Class of 2014: Matric results, a reflection deep seated inequalities in education - SACP

JANUARY 6, 2015

The South African Communist Party (SACP) in the Eastern Cape on Tuesday said that it welcomed the outcomes of the 2014 Matric Examinations as announced – but noted that the results reveal a “deep seated inequalities in education”.

“Our province has once more moved from 64.9 % pass rate in 2013 to 65.4 % in 2014, which in our view is a sustained improvement building from that of 2012 and 2013,” SACP EC Provincial Spokesperson, Siyabonga Mdodi, said in a statement.   

“This is the third year in a row wherein our province is registering improvement. It is in this context that we would like to congratulate the Department of Education and all relevant stakeholders in the Education fraternity who took greater responsibility in ensuring the improvement we are now seeing.

“We would like to applaud the good leadership shown by MEC Mandla Makupula and the collective he is working with, since he took over in the department there has been a sustained improvement. We trust that he will continue with the good work he is doing.”

Class differences

He, however, said that the matric results illustrate class disparities in present-day South Africa.

“It is our firm view that these matric results once more illustrate a story of a two pronged education system, where education for haves and have-nots is vivid.

“We should all look unto the matric results beyond numbers and percentages and appreciate that we are speaking of people from different social backgrounds. It should be a common cause that; it is virtually impossible to compare academic performance of a child from a school in a deep rural area with no infrastructure, to a learner from a well-resourced urban school,” Mdodi said.

“You cannot compare them because playing fields are not levelled. The current situation deprives the working class children who in majority are black an equal opportunity to success and qualitative education.”

He called for more effort in improving the schools infrastructure in the poor communities, ensuring the availability of fully functioning libraries, computer laboratories with internet to increase research capacity, enough educators, improved scholar nutrition, well-resourced and functioning laboratories, adequate scholar transport, etc.

“This will go a long way in ensuring that every child regardless of class or race gets has equivalent and non-discriminatory prospect to success. The working class schools between quintiles 1, 2 and 3 should be developed and highly equipped to meet the standard of the upper ranked schools between quintiles 4 and 5,” Mdodi said.

“The issue of classes in our country should not be hidden behind numbers and percentages, as these numbers and percentages when looked close are telling exactly a case of two pronged system. It is our firm view that an issue of matric results is not a beauty contest of statistics and numbers but a sensitive issue of lives of young people with ambitions and dreams and the kind of future society we wish to build, and we should therefore end all inequalities in the education system.”

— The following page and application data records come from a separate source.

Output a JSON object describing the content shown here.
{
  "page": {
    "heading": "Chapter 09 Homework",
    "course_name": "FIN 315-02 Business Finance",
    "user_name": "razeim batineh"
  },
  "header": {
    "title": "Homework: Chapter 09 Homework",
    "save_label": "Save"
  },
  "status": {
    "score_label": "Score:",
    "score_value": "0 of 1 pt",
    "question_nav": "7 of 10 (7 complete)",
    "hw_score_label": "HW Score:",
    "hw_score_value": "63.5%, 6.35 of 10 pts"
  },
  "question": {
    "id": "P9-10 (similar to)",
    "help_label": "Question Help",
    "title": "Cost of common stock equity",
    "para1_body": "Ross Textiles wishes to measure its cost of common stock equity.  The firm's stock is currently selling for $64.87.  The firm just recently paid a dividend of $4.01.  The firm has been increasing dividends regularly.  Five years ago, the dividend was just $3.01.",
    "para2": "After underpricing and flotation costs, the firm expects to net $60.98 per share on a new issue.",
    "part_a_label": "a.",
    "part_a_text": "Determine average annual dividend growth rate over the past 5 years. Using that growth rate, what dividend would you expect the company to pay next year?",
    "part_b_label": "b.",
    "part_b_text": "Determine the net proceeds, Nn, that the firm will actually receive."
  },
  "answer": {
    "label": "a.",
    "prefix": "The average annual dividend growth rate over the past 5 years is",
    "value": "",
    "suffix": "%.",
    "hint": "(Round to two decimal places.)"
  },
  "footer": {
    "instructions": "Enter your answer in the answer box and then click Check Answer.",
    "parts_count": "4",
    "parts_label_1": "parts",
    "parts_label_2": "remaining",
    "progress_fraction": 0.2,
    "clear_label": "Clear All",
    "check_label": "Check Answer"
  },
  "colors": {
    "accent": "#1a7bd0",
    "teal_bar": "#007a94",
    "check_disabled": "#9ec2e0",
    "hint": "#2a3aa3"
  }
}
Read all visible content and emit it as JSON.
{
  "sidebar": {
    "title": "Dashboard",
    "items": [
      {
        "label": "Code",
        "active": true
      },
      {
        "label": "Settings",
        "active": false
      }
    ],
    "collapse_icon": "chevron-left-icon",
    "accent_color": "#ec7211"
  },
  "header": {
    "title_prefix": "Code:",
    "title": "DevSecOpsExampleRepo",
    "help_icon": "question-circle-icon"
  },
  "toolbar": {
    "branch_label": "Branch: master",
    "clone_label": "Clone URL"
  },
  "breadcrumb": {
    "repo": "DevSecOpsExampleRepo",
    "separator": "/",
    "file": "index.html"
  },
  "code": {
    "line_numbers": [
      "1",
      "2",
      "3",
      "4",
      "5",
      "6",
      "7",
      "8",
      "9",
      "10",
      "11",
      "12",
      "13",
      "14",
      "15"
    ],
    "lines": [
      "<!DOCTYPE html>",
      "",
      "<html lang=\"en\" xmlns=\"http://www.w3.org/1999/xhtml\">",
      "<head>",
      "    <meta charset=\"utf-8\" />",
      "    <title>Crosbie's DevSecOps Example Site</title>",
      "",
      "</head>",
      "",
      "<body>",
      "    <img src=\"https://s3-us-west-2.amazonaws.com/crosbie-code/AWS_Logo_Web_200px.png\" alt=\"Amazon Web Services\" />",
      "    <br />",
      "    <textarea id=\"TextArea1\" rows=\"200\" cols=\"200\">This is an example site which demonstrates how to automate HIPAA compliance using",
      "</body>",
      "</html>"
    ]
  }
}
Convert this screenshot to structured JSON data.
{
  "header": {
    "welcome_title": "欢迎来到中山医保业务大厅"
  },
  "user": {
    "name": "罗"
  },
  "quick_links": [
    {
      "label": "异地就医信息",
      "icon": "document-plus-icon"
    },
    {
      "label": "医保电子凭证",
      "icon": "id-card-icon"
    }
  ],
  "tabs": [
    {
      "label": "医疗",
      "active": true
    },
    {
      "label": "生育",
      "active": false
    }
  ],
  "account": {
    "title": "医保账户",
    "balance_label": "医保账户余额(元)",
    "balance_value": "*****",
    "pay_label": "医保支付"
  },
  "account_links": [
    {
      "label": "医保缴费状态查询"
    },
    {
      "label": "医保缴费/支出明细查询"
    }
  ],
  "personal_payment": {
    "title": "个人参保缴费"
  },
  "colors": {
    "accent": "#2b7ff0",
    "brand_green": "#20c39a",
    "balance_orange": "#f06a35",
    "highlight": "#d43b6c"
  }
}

He said another variable that should not be overlooked in the issue of matric results is the qualitative output of those who sat for the National Senior Certificate Examination consistent with our objectives of building a developmental state.

“The qualitative output should be our basis for the development of our country as we should work towards nurturing the skills we require for us to implement our developmental policies. The announcement of matric results as it stands does not give a proper account on how as the country, we are building a solid foundation towards the country we envisage. It also does not account for those who have dropped out due to many social challenges,” argues Mdodi.

Group cheating scandal

While congratulating learners who passed their Matrics, he said that the SACP in the Eastern Cape would like the Department of Education to speedily put the matter of the alleged cheating and copying in some writing centres into closure and bring all those who might have committed this corrupt practice to book.

“The matter should not be allowed to delay nor taint the future of our children,” Mdodi said.

“We call on the institutions of Higher Learning and training to ensure that these students receive all the necessary support in enrolling. Parents must also encourage their children to enrol with the FET Colleges for skills development; if we are to embark on massive skills development it would mean de-stigmatization of our FET Colleges.

“We, the SACP recommit ourselves to working even harder with the people of the province to ensure that we receive better results in 2015 academic year. Let us all commit in making education a societal matter.”